TASK OBJECTIVE
Each line below should be repeated exactly, but no picture should be carried over.

INPUT MATERIAL
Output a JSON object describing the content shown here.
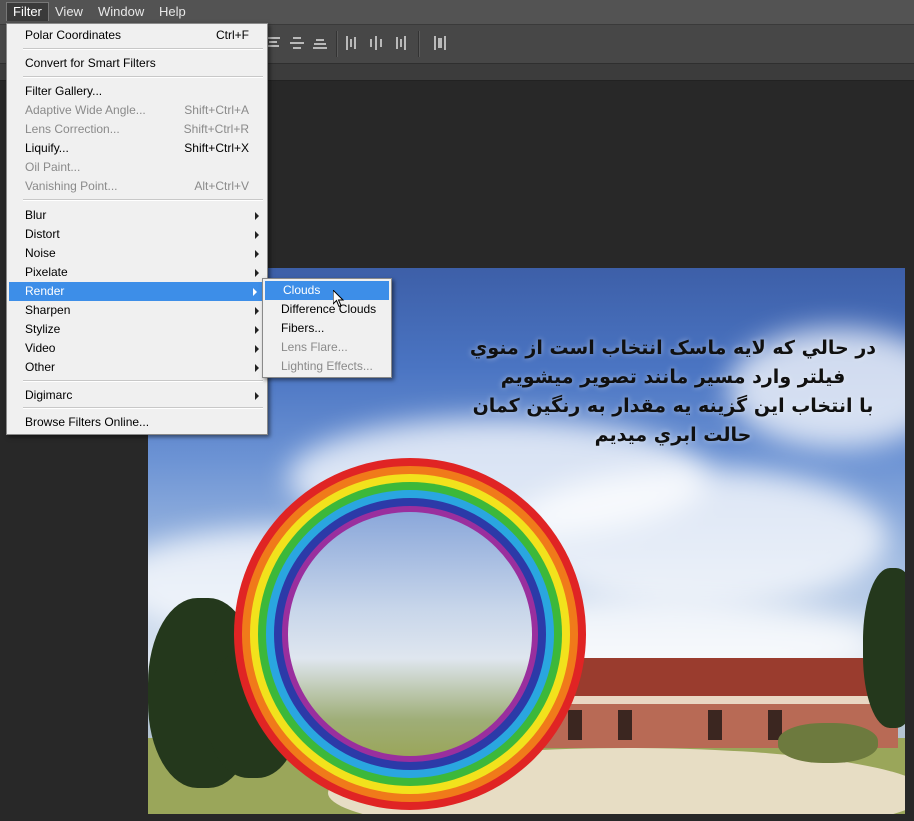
{
  "menubar": {
    "items": [
      "Filter",
      "View",
      "Window",
      "Help"
    ]
  },
  "filter_menu": {
    "items": [
      {
        "label": "Polar Coordinates",
        "shortcut": "Ctrl+F"
      },
      {
        "label": "Convert for Smart Filters",
        "shortcut": ""
      },
      {
        "label": "Filter Gallery...",
        "shortcut": ""
      },
      {
        "label": "Adaptive Wide Angle...",
        "shortcut": "Shift+Ctrl+A"
      },
      {
        "label": "Lens Correction...",
        "shortcut": "Shift+Ctrl+R"
      },
      {
        "label": "Liquify...",
        "shortcut": "Shift+Ctrl+X"
      },
      {
        "label": "Oil Paint...",
        "shortcut": ""
      },
      {
        "label": "Vanishing Point...",
        "shortcut": "Alt+Ctrl+V"
      },
      {
        "label": "Blur"
      },
      {
        "label": "Distort"
      },
      {
        "label": "Noise"
      },
      {
        "label": "Pixelate"
      },
      {
        "label": "Render"
      },
      {
        "label": "Sharpen"
      },
      {
        "label": "Stylize"
      },
      {
        "label": "Video"
      },
      {
        "label": "Other"
      },
      {
        "label": "Digimarc"
      },
      {
        "label": "Browse Filters Online..."
      }
    ]
  },
  "render_menu": {
    "items": [
      "Clouds",
      "Difference Clouds",
      "Fibers...",
      "Lens Flare...",
      "Lighting Effects..."
    ]
  },
  "canvas_text": {
    "lines": [
      "در حالي كه لايه ماسک انتخاب است از منوي",
      "فيلتر وارد مسير مانند تصوير ميشويم",
      "با انتخاب اين گزينه يه مقدار به رنگين كمان",
      "حالت ابري ميديم"
    ]
  },
  "colors": {
    "menu_highlight": "#3d8ee8",
    "menubar_bg": "#535353",
    "workspace_bg": "#282828"
  }
}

ANSWER TO THIS PROBLEM
Output a JSON object describing the content shown here.
{
  "menubar": {
    "items": [
      "Filter",
      "View",
      "Window",
      "Help"
    ]
  },
  "filter_menu": {
    "items": [
      {
        "label": "Polar Coordinates",
        "shortcut": "Ctrl+F"
      },
      {
        "label": "Convert for Smart Filters",
        "shortcut": ""
      },
      {
        "label": "Filter Gallery...",
        "shortcut": ""
      },
      {
        "label": "Adaptive Wide Angle...",
        "shortcut": "Shift+Ctrl+A"
      },
      {
        "label": "Lens Correction...",
        "shortcut": "Shift+Ctrl+R"
      },
      {
        "label": "Liquify...",
        "shortcut": "Shift+Ctrl+X"
      },
      {
        "label": "Oil Paint...",
        "shortcut": ""
      },
      {
        "label": "Vanishing Point...",
        "shortcut": "Alt+Ctrl+V"
      },
      {
        "label": "Blur"
      },
      {
        "label": "Distort"
      },
      {
        "label": "Noise"
      },
      {
        "label": "Pixelate"
      },
      {
        "label": "Render"
      },
      {
        "label": "Sharpen"
      },
      {
        "label": "Stylize"
      },
      {
        "label": "Video"
      },
      {
        "label": "Other"
      },
      {
        "label": "Digimarc"
      },
      {
        "label": "Browse Filters Online..."
      }
    ]
  },
  "render_menu": {
    "items": [
      "Clouds",
      "Difference Clouds",
      "Fibers...",
      "Lens Flare...",
      "Lighting Effects..."
    ]
  },
  "canvas_text": {
    "lines": [
      "در حالي كه لايه ماسک انتخاب است از منوي",
      "فيلتر وارد مسير مانند تصوير ميشويم",
      "با انتخاب اين گزينه يه مقدار به رنگين كمان",
      "حالت ابري ميديم"
    ]
  },
  "colors": {
    "menu_highlight": "#3d8ee8",
    "menubar_bg": "#535353",
    "workspace_bg": "#282828"
  }
}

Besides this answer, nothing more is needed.